Table of Contents

The proliferation of electronic journals and discussion groups, text archives, and informational World Wide Web sites; the accessibility of online library catalogs; the ability to communicate and exchange drafts of documents within seconds with colleagues around the world; the availability of online databases; and the possibilities offered by electronic publication—all mean that a literary scholar with only elementary knowledge of computers and the Internet is at a serious disadvantage. Those who need to learn how to use electronic mail, the World Wide Web, and FTP should see their academic computing service about short courses. Those who do not know how to use Boolean operators, truncation, wildcards, nesting, phrase searching, proximity operators, or relevancy searching should consult the admirably clear “Basics of Online Searching” chapter (pp. 1–17) in Keeran and Bowers, Literary Research and the British Romantic Era (M2445).

Internet Resources

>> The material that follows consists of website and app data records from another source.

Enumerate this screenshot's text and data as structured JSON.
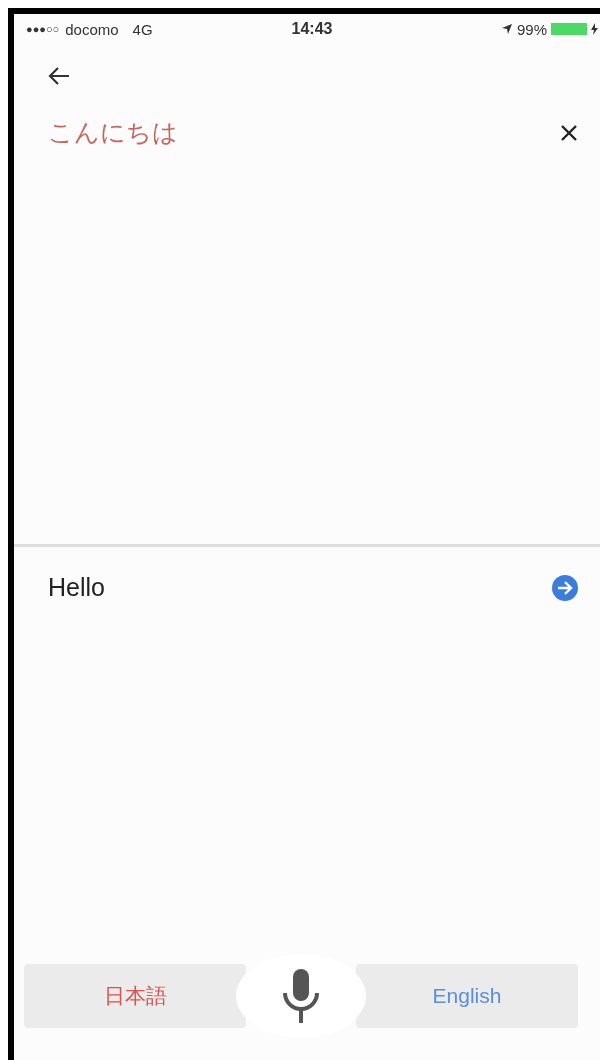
{
  "status_bar": {
    "signal_dots": "●●●○○",
    "carrier": "docomo",
    "network": "4G",
    "time": "14:43",
    "battery_percent": "99%",
    "battery": {
      "level": 0.99
    }
  },
  "source": {
    "text": "こんにちは"
  },
  "result": {
    "text": "Hello"
  },
  "languages": [
    {
      "label": "日本語",
      "color": "#d9534f"
    },
    {
      "label": "English",
      "color": "#5b8fd6"
    }
  ]
}
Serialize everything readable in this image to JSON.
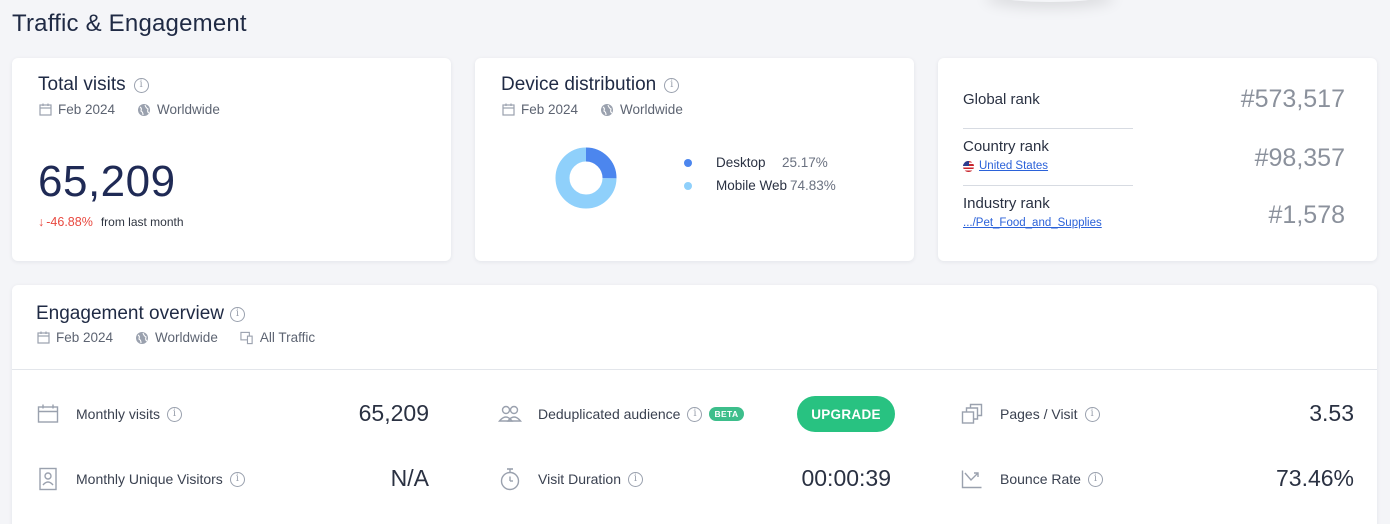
{
  "page": {
    "title": "Traffic & Engagement"
  },
  "total_visits": {
    "title": "Total visits",
    "date": "Feb 2024",
    "region": "Worldwide",
    "value": "65,209",
    "change": "-46.88%",
    "change_text": "from last month",
    "colors": {
      "negative": "#e8483f"
    }
  },
  "device": {
    "title": "Device distribution",
    "date": "Feb 2024",
    "region": "Worldwide",
    "items": [
      {
        "name": "Desktop",
        "pct": "25.17%",
        "value": 25.17,
        "color": "#4c86ee"
      },
      {
        "name": "Mobile Web",
        "pct": "74.83%",
        "value": 74.83,
        "color": "#8fd0fb"
      }
    ]
  },
  "ranks": {
    "global": {
      "label": "Global rank",
      "value": "#573,517"
    },
    "country": {
      "label": "Country rank",
      "link": "United States",
      "value": "#98,357"
    },
    "industry": {
      "label": "Industry rank",
      "link": ".../Pet_Food_and_Supplies",
      "value": "#1,578"
    }
  },
  "engagement": {
    "title": "Engagement overview",
    "date": "Feb 2024",
    "region": "Worldwide",
    "traffic": "All Traffic",
    "metrics": {
      "monthly_visits": {
        "label": "Monthly visits",
        "value": "65,209"
      },
      "unique_visitors": {
        "label": "Monthly Unique Visitors",
        "value": "N/A"
      },
      "dedup_audience": {
        "label": "Deduplicated audience",
        "badge": "BETA"
      },
      "visit_duration": {
        "label": "Visit Duration",
        "value": "00:00:39"
      },
      "pages_visit": {
        "label": "Pages / Visit",
        "value": "3.53"
      },
      "bounce_rate": {
        "label": "Bounce Rate",
        "value": "73.46%"
      }
    },
    "upgrade_label": "UPGRADE",
    "colors": {
      "upgrade": "#28c281",
      "beta": "#3dbe8b"
    }
  }
}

The phenomenal growth of the Internet and especially the World Wide Web has led to a proliferation of electronic resources for literary research. The overwhelming amount of material available—including far too many dubious reference tools—and its frequently ephemeral nature have led to the creation of World Wide Web metapages, that is, clearinghouses of links to resources in a discipline or subject. Unfortunately, the three major literature metapages no longer serve as adequate, current resources for scholars. Intute ( is scheduled to disappear three years after it was archived in July 2011; Jack Lynch’s Literary Resources on the Net ( was last updated on 7 January 2006; and Alan Liu’s Voice of the Shuttle ( appears not to be actively maintained.

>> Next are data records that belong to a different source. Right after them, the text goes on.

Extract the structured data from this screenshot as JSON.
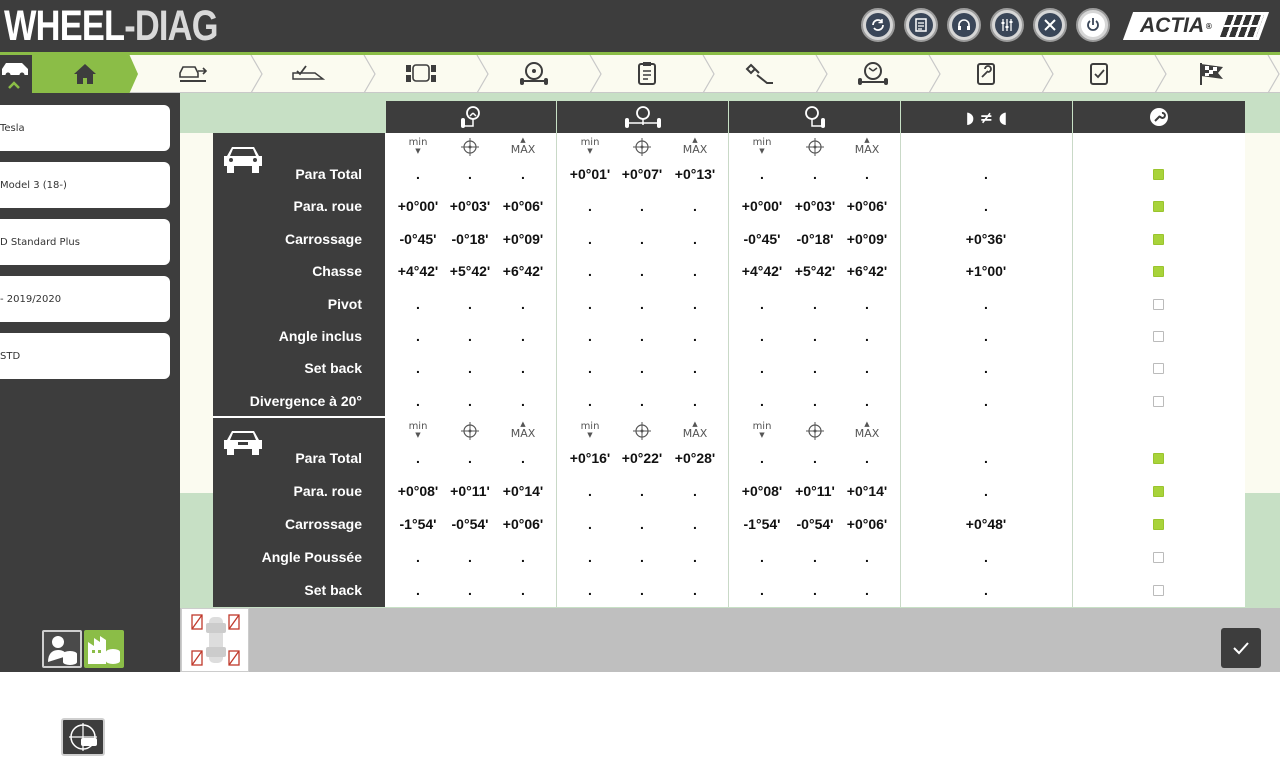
{
  "app": {
    "title_part1": "WHEEL",
    "title_part2": "-DIAG",
    "brand": "ACTIA",
    "brand_mark": "®"
  },
  "header_buttons": [
    "sync-icon",
    "document-icon",
    "headset-icon",
    "sliders-icon",
    "tools-icon",
    "power-icon"
  ],
  "nav": {
    "steps": [
      "home-icon",
      "car-lift-icon",
      "ramp-icon",
      "vehicle-sensors-icon",
      "steering-wheel-icon",
      "clipboard-icon",
      "wrench-adjust-icon",
      "wheel-alignment-icon",
      "document-tool-icon",
      "checklist-icon",
      "finish-flag-icon"
    ]
  },
  "vehicle": {
    "make": "Tesla",
    "model": "Model 3 (18-)",
    "version": "D Standard Plus",
    "years": "-  2019/2020",
    "option": "STD"
  },
  "table": {
    "col_heads": [
      "steering-axle-icon",
      "steering-frame-icon",
      "rear-axle-icon",
      "difference-icon",
      "wrench-icon"
    ],
    "diff_symbol": "≠",
    "sub_labels": {
      "min": "min",
      "center": "target-icon",
      "max": "MAX"
    },
    "front": {
      "rows": [
        {
          "label": "Para Total",
          "v": [
            ".",
            ".",
            ".",
            "+0°01'",
            "+0°07'",
            "+0°13'",
            ".",
            ".",
            ".",
            "."
          ],
          "check": true
        },
        {
          "label": "Para. roue",
          "v": [
            "+0°00'",
            "+0°03'",
            "+0°06'",
            ".",
            ".",
            ".",
            "+0°00'",
            "+0°03'",
            "+0°06'",
            "."
          ],
          "check": true
        },
        {
          "label": "Carrossage",
          "v": [
            "-0°45'",
            "-0°18'",
            "+0°09'",
            ".",
            ".",
            ".",
            "-0°45'",
            "-0°18'",
            "+0°09'",
            "+0°36'"
          ],
          "check": true
        },
        {
          "label": "Chasse",
          "v": [
            "+4°42'",
            "+5°42'",
            "+6°42'",
            ".",
            ".",
            ".",
            "+4°42'",
            "+5°42'",
            "+6°42'",
            "+1°00'"
          ],
          "check": true
        },
        {
          "label": "Pivot",
          "v": [
            ".",
            ".",
            ".",
            ".",
            ".",
            ".",
            ".",
            ".",
            ".",
            "."
          ],
          "check": false
        },
        {
          "label": "Angle inclus",
          "v": [
            ".",
            ".",
            ".",
            ".",
            ".",
            ".",
            ".",
            ".",
            ".",
            "."
          ],
          "check": false
        },
        {
          "label": "Set back",
          "v": [
            ".",
            ".",
            ".",
            ".",
            ".",
            ".",
            ".",
            ".",
            ".",
            "."
          ],
          "check": false
        },
        {
          "label": "Divergence à 20°",
          "v": [
            ".",
            ".",
            ".",
            ".",
            ".",
            ".",
            ".",
            ".",
            ".",
            "."
          ],
          "check": false
        }
      ]
    },
    "rear": {
      "rows": [
        {
          "label": "Para Total",
          "v": [
            ".",
            ".",
            ".",
            "+0°16'",
            "+0°22'",
            "+0°28'",
            ".",
            ".",
            ".",
            "."
          ],
          "check": true
        },
        {
          "label": "Para. roue",
          "v": [
            "+0°08'",
            "+0°11'",
            "+0°14'",
            ".",
            ".",
            ".",
            "+0°08'",
            "+0°11'",
            "+0°14'",
            "."
          ],
          "check": true
        },
        {
          "label": "Carrossage",
          "v": [
            "-1°54'",
            "-0°54'",
            "+0°06'",
            ".",
            ".",
            ".",
            "-1°54'",
            "-0°54'",
            "+0°06'",
            "+0°48'"
          ],
          "check": true
        },
        {
          "label": "Angle Poussée",
          "v": [
            ".",
            ".",
            ".",
            ".",
            ".",
            ".",
            ".",
            ".",
            ".",
            "."
          ],
          "check": false
        },
        {
          "label": "Set back",
          "v": [
            ".",
            ".",
            ".",
            ".",
            ".",
            ".",
            ".",
            ".",
            ".",
            "."
          ],
          "check": false
        }
      ]
    }
  },
  "footer": {
    "confirm": "check-icon"
  }
}
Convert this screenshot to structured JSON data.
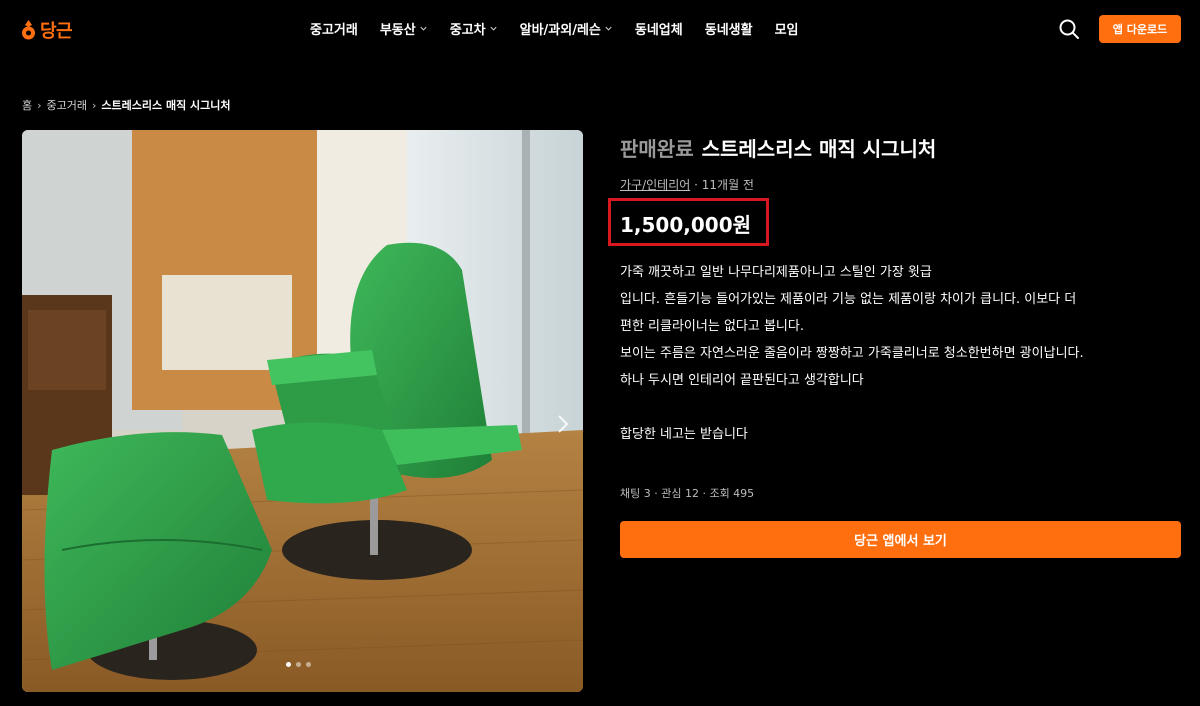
{
  "header": {
    "logo_text": "당근",
    "nav": [
      {
        "label": "중고거래",
        "dropdown": false
      },
      {
        "label": "부동산",
        "dropdown": true
      },
      {
        "label": "중고차",
        "dropdown": true
      },
      {
        "label": "알바/과외/레슨",
        "dropdown": true
      },
      {
        "label": "동네업체",
        "dropdown": false
      },
      {
        "label": "동네생활",
        "dropdown": false
      },
      {
        "label": "모임",
        "dropdown": false
      }
    ],
    "download_label": "앱 다운로드",
    "brand_color": "#ff6f0f"
  },
  "breadcrumb": {
    "home": "홈",
    "category": "중고거래",
    "current": "스트레스리스 매직 시그니처"
  },
  "product": {
    "status": "판매완료",
    "title": "스트레스리스 매직 시그니처",
    "category": "가구/인테리어",
    "time": "· 11개월 전",
    "price": "1,500,000원",
    "description": [
      "가죽 깨끗하고 일반 나무다리제품아니고 스틸인 가장 윗급",
      "입니다. 흔들기능 들어가있는 제품이라 기능 없는 제품이랑 차이가 큽니다. 이보다 더",
      "편한 리클라이너는 없다고 봅니다.",
      "보이는 주름은 자연스러운 줄음이라 짱짱하고 가죽클리너로 청소한번하면 광이납니다.",
      "하나 두시면 인테리어 끝판된다고 생각합니다",
      "",
      "합당한 네고는 받습니다"
    ],
    "stats": "채팅 3 · 관심 12 · 조회 495",
    "cta_label": "당근 앱에서 보기",
    "image_count": 3,
    "image_index": 1,
    "highlight_color": "#d7191f"
  }
}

18thConnect: Eighteenth-Century Scholarship Online. 18thConnect, 2010– . 15 Jan. 2015. <>.

The focus of 18thConnect, an online community of eighteenth-century scholars, is threefold: enabling plain text searching to freely available and proprietary digital resources in eighteenth-century literature and history, facilitating peer review of eighteenth-century digital scholarship, and developing and encouraging best practices with new digital scholars. 18thConnect brings together in one place primary and secondary digital collections of eighteenth-century resources that are developed and maintained by a wide range of individuals and institutions, both those that are freely available (e.g., The Old Bailey Online, Romantic Circles) and those that require subscription (e.g., The Collected Works of Marx and Engels, Orlando: Women’s Writing in the British Isles [M1433]).

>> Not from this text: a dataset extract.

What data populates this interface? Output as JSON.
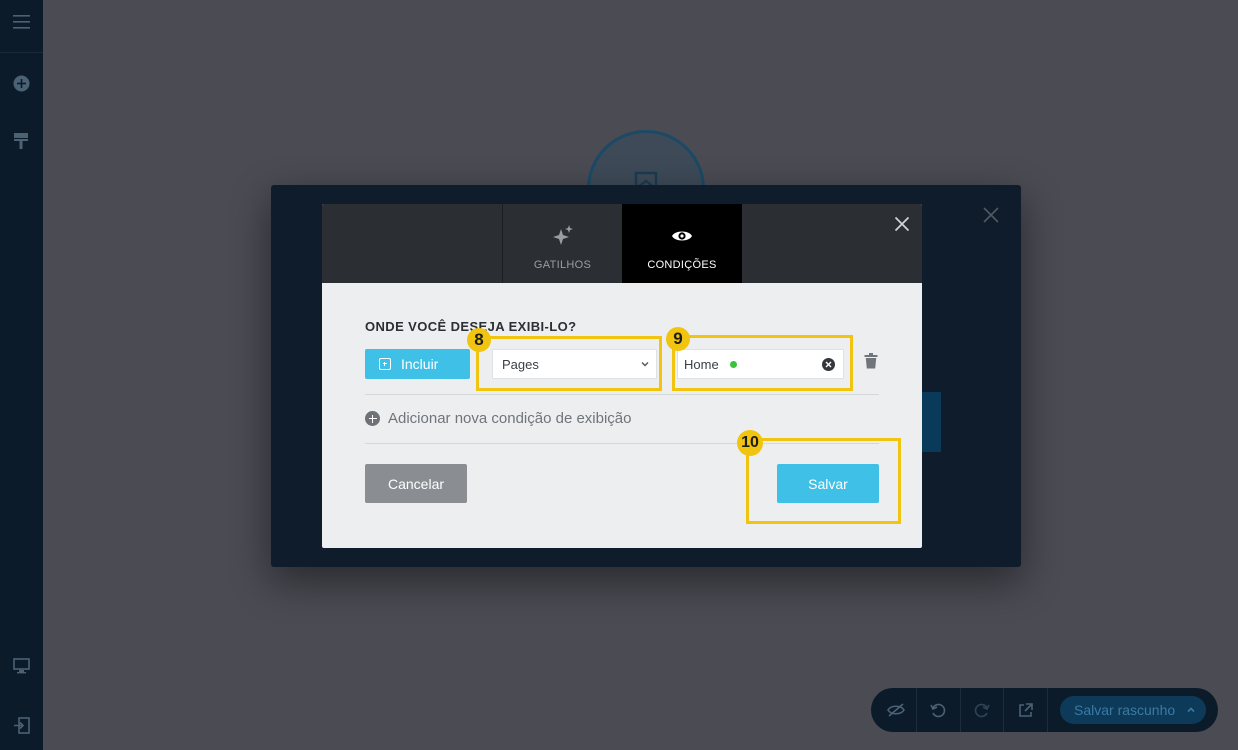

The site consists of metadata about resources, links to resources, and plain text searchable versions of the collections. Currently, 18thConnect provides searching for over 674,000 digital objects from 17 federated sites that have undergone the peer-review process. Researchers need to be aware that this is a discovery tool and that there is no guarantee that they will have access to the complete content of proprietary digital resources.

An Exhibit feature allows users to set up curated exhibits, save documents, and tag items within 18thConnect. It also provides a peer-review outlet for eighteenth-century digital scholarship (visit the site for details on the process and submission requirements). The TypeWright tool gives users the opportunity to participate in crowdsourcing to edit incorrect OCR within EEBO (M2009) and ECCO (M2238).


NINES: Networked Infrastructure for Nineteenth-Century Electronic Scholarship. NINES, 2004– . 15 Jan. 2015. <>.

NINES: Networked Infrastructure for Nineteenth-Century Electronic Scholarship is an online scholarly community that provides a combination of services and tools for nineteenth-century scholarship in the digital environment. NINES has three major foci: to encourage best practices and priorities in digital project development; to develop online tools for nineteenth-century research, both traditional and new; and to provide peer review for nineteenth-century digital scholarship (a detailed set of guidelines for new projects is available on the site). NINES features the Collex interface, through which peer-reviewed and other digital sources are brought together with an interoperable search interface that allows concurrent exploration of 866,665 digital objects from 125 federated sites. Through this interface, researchers have search capabilities for open access resources such as the Walt Whitman Archive, the Willa Cather Archive, and the Victorian Women Writers Project and subscription resources such as The Collected Letters of Tennyson, The Works of Charles Darwin, and Irish Women Poets of the Romantic Period. Juxta is a tool that helps scholars compare various editions of a work. Instructors can use the Classroom space to create reading lists for students. Researchers need to be aware that this is a discovery tool and that there is no guarantee that they will have access to the complete content of proprietary digital resources.